Zinc Finger CCCH-Type Antiviral Protein 1 Restricts the Viral Replication by Positively Regulating Type I Interferon Response
FRONTIERS IN MICROBIOLOGY
Authors: Zhang, Baoge; Goraya, Mohsan Ullah; Chen, Na; Xu, Lifeng; Hong, Yan; Zhu, Meiyi; Chen, Ji-Long
Zinc finger CCCH-type antiviral protein 1 (ZC3HAV1) is a host antiviral factor that can repress translation and promote degradation of specific viral mRNAs. In this study, we found that expression of ZC3HAV1 was significantly induced by infection with influenza A virus (IAV) and Sendai virus (Sev). It was shown that deficiency of IFNAR resulted in a dramatic decrease in the virus-induced expression of ZC3HAV1. Furthermore, transfection with poly(I:C) and treatment with interferon beta (IFN-beta) induced the ZC3HAV1 expression. Interference with the endogenous expression of ZC3HAV1 enhanced the replication of influenza virus by impairing the production of IFN-beta and MxA, following the infection of influenza virus. In contrast, ectopic expression of ZC3HAV1 significantly restricted the replication of influenza virus by increasing the IFN-beta expression. In addition, ZC3HAV1 also promoted the induction of tumor necrosis factor and interleukin 6. These results suggest that ZC3HAV1 is induced by IFN-beta/IFNAR signaling during IAV and Sev infection and involved in positive regulation of IFN-dependent innate antiviral response.
H2 influenza A virus is not pathogenic in Tmprss2 knock-out mice
Authors: Lambertz, Ruth Lydia Olga; Gerhauser, Ingo; Nehlmeier, Inga; Gaertner, Sabine; Winkler, Michael; Leist, Sarah Rebecca; Kollmus, Heike; Poehlmann, Stefan; Schughart, Klaus
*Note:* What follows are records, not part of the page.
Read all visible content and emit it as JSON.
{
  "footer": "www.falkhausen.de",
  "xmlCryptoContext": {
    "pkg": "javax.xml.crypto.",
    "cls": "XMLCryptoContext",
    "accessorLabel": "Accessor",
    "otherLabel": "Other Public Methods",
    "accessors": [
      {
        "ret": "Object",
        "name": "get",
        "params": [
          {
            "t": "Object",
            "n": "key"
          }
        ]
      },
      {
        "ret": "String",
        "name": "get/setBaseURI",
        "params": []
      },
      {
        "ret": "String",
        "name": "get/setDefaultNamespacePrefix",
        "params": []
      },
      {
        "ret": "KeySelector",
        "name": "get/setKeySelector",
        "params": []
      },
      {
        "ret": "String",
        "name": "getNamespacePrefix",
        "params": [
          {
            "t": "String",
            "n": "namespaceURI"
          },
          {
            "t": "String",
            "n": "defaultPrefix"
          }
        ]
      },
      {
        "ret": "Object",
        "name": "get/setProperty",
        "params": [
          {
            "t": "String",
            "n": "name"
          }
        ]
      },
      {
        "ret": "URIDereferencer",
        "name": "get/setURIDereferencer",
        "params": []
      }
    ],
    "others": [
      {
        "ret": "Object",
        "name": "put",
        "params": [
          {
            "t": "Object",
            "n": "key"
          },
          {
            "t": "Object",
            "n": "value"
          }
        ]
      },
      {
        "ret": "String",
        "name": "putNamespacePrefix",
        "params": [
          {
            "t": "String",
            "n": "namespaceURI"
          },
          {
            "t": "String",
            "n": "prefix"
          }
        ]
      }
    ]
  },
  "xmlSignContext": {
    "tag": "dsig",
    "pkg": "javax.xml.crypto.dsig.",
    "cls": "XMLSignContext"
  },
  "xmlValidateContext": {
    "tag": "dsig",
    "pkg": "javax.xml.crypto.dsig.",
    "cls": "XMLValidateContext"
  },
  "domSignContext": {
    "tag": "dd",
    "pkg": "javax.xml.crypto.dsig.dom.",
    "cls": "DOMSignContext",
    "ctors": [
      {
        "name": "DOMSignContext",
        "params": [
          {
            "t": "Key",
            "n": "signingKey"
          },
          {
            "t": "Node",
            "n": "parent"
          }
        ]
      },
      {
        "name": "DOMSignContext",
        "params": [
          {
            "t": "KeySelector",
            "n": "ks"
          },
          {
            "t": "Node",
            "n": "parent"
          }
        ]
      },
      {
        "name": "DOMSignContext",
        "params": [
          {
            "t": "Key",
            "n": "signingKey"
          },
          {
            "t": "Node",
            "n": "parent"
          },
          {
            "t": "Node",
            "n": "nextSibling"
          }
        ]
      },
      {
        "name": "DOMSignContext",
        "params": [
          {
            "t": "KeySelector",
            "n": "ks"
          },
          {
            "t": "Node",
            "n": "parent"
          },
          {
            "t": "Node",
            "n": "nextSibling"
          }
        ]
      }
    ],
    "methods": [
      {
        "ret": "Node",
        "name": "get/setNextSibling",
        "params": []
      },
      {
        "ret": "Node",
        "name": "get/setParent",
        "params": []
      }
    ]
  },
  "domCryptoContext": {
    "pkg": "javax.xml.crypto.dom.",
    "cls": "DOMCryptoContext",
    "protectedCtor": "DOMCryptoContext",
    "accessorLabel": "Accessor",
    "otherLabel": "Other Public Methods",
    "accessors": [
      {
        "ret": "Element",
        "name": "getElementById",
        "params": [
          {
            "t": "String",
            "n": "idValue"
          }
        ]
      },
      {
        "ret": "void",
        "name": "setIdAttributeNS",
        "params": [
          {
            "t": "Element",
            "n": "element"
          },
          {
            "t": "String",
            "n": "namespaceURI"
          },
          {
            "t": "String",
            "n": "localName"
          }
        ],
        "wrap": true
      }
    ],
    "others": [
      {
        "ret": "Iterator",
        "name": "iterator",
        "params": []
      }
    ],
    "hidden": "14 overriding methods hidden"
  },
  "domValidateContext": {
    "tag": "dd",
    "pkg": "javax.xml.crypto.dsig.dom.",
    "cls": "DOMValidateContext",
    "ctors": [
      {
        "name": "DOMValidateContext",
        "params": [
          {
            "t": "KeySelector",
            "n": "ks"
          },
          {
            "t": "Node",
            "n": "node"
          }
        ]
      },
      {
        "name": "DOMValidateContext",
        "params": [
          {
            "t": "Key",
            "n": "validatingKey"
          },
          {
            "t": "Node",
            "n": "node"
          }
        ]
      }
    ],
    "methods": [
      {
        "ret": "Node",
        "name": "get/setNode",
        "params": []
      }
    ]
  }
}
The host cell protease TMPRSS2 cleaves the influenza A virus (IAV) hemagglutinin (HA). Several reports have described resistance of Tmprss2(-/-) knock-out (KO) mice to IAV infection but IAV of the H2 subtype have not been examined yet. Here, we demonstrate that TMPRSS2 is able to cleave H2-HA in cell culture and that Tmprss2(-/-) mice are resistant to infection with a re-assorted PR8_HA(H2) virus. Infection of KO mice did not cause major body weight loss or death. Furthermore, no significant increase in lung weights and no virus replication were observed in Tmprss2(-/-) mice. Finally, only minor tissue damage and infiltration of immune cells were detected and no virus-positive cells were found in histological sections of Tmprss2(-/-) mice. In summary, our studies indicate that TMPRSS2 is required for H2 IAV spread and pathogenesis in mice. These findings extend previous results pointing towards a central role of TMPRSS2 in IAV infection and validate host proteases as a potential target for antiviral therapy.